> [Aim of the task]
Every word of every entry must be retyped exactly.

(Excerpts from a dataset)
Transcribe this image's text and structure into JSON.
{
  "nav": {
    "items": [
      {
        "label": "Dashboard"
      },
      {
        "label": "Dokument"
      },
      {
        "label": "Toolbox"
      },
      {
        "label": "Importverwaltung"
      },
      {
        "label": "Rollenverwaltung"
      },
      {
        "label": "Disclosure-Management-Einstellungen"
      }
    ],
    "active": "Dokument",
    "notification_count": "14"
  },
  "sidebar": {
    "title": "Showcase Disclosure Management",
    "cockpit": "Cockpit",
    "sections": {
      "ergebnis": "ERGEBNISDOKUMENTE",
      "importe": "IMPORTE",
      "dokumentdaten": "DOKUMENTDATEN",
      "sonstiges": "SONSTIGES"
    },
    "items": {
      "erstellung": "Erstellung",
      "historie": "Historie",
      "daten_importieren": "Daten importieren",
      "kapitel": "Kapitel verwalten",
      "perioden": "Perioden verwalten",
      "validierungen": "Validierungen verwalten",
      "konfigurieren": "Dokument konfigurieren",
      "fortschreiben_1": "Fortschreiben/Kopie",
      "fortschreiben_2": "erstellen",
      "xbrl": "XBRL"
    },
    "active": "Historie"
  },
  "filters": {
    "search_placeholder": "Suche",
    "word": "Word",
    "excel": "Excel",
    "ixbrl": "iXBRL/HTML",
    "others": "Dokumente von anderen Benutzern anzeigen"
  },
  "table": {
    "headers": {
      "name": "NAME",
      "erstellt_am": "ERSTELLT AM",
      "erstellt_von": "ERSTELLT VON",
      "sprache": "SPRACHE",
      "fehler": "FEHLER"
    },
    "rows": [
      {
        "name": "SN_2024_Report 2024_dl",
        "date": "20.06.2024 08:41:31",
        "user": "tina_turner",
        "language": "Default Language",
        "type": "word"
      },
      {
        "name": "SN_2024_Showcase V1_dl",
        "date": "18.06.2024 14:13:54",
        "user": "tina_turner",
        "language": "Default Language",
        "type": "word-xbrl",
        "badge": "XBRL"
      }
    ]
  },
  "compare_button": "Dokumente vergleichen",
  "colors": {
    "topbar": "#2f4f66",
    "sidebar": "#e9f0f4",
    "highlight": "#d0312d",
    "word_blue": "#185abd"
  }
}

> [The completed task]
Transcribe this image's text and structure into JSON.
{
  "nav": {
    "items": [
      {
        "label": "Dashboard"
      },
      {
        "label": "Dokument"
      },
      {
        "label": "Toolbox"
      },
      {
        "label": "Importverwaltung"
      },
      {
        "label": "Rollenverwaltung"
      },
      {
        "label": "Disclosure-Management-Einstellungen"
      }
    ],
    "active": "Dokument",
    "notification_count": "14"
  },
  "sidebar": {
    "title": "Showcase Disclosure Management",
    "cockpit": "Cockpit",
    "sections": {
      "ergebnis": "ERGEBNISDOKUMENTE",
      "importe": "IMPORTE",
      "dokumentdaten": "DOKUMENTDATEN",
      "sonstiges": "SONSTIGES"
    },
    "items": {
      "erstellung": "Erstellung",
      "historie": "Historie",
      "daten_importieren": "Daten importieren",
      "kapitel": "Kapitel verwalten",
      "perioden": "Perioden verwalten",
      "validierungen": "Validierungen verwalten",
      "konfigurieren": "Dokument konfigurieren",
      "fortschreiben_1": "Fortschreiben/Kopie",
      "fortschreiben_2": "erstellen",
      "xbrl": "XBRL"
    },
    "active": "Historie"
  },
  "filters": {
    "search_placeholder": "Suche",
    "word": "Word",
    "excel": "Excel",
    "ixbrl": "iXBRL/HTML",
    "others": "Dokumente von anderen Benutzern anzeigen"
  },
  "table": {
    "headers": {
      "name": "NAME",
      "erstellt_am": "ERSTELLT AM",
      "erstellt_von": "ERSTELLT VON",
      "sprache": "SPRACHE",
      "fehler": "FEHLER"
    },
    "rows": [
      {
        "name": "SN_2024_Report 2024_dl",
        "date": "20.06.2024 08:41:31",
        "user": "tina_turner",
        "language": "Default Language",
        "type": "word"
      },
      {
        "name": "SN_2024_Showcase V1_dl",
        "date": "18.06.2024 14:13:54",
        "user": "tina_turner",
        "language": "Default Language",
        "type": "word-xbrl",
        "badge": "XBRL"
      }
    ]
  },
  "compare_button": "Dokumente vergleichen",
  "colors": {
    "topbar": "#2f4f66",
    "sidebar": "#e9f0f4",
    "highlight": "#d0312d",
    "word_blue": "#185abd"
  }
}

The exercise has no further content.